According to EASA, mechanical resonance can be defined as the amplification of the vibration level of a mass or structure at its natural frequency, caused by excitation from an external source. For a rotating mass, this amplification occurs at the critical speed.
Electrical resonance causes an amplification of the magnitude of voltage or current, or both. The increase in amplitude, whether mechanical or electrical, increases the stress on motor components and negatively affects operation, e.g., increased vibration, instability, increased energy consumption, and premature failure.
By receiving energy from an external source, the resonant condition can cause the magnitude of the disturbance to continue to increase until a fault occurs.
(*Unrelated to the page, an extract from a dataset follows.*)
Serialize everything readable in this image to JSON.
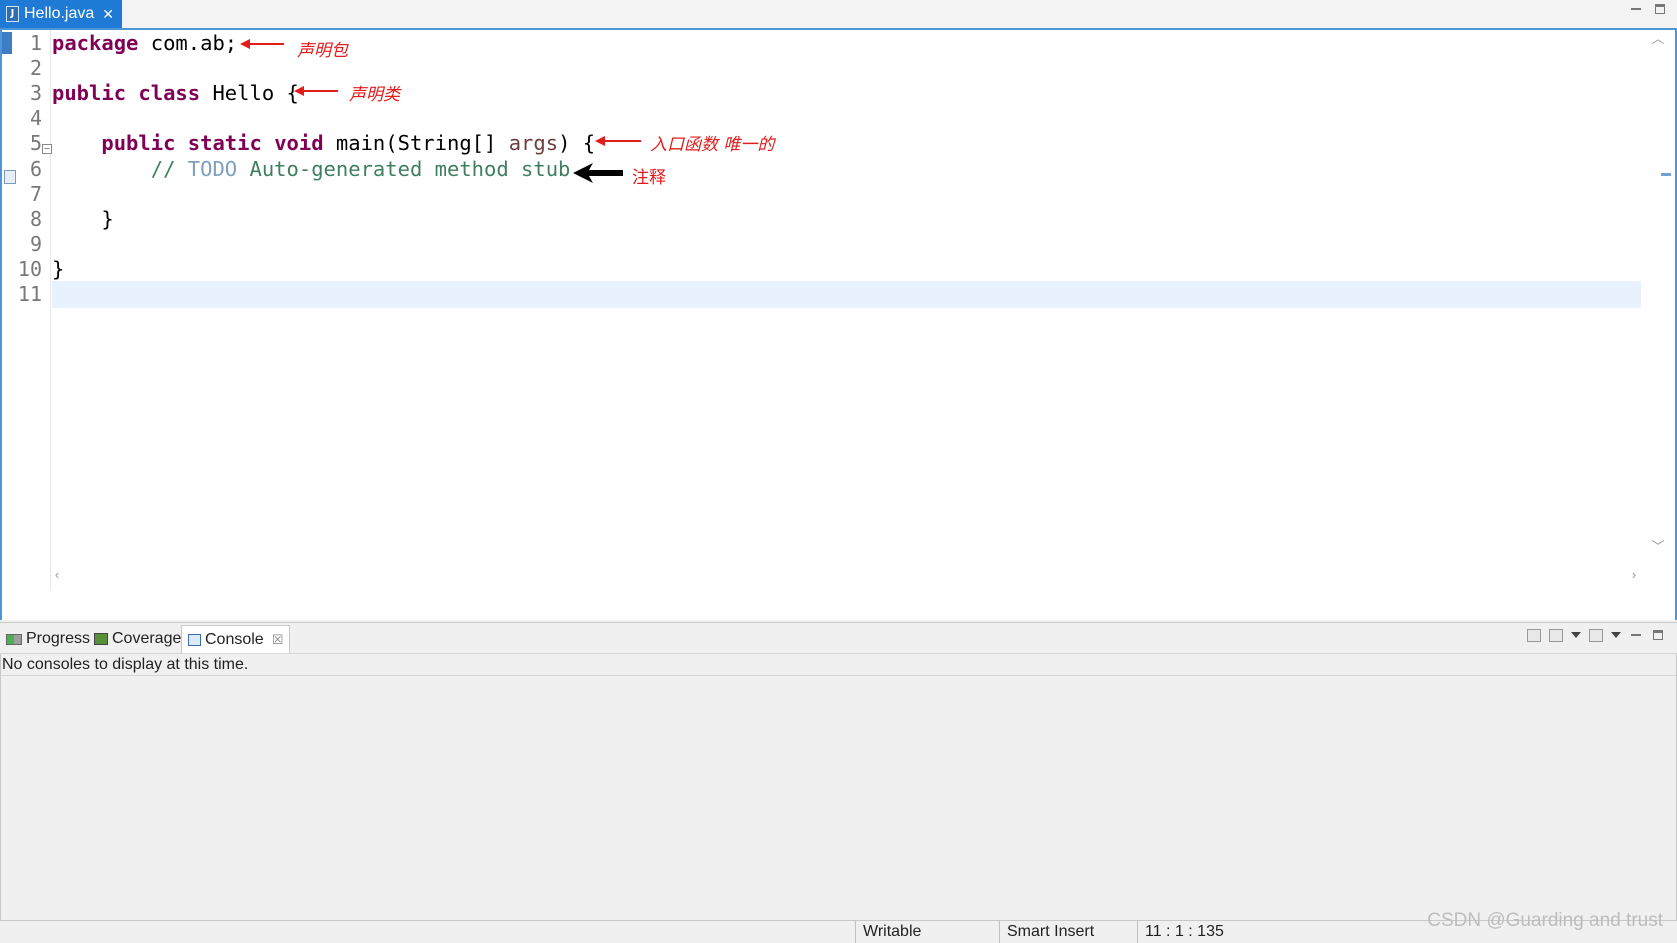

Mechanical resonance can lead to breakage of motor and drive components, and electrical resonance can result in winding failure.
- Familiarization with mechanical and electrical resonance associated with motors & drives
- Identification of possible fault conditions and resulting damage to motor components
Review of solutions that address mechanical and electrical resonance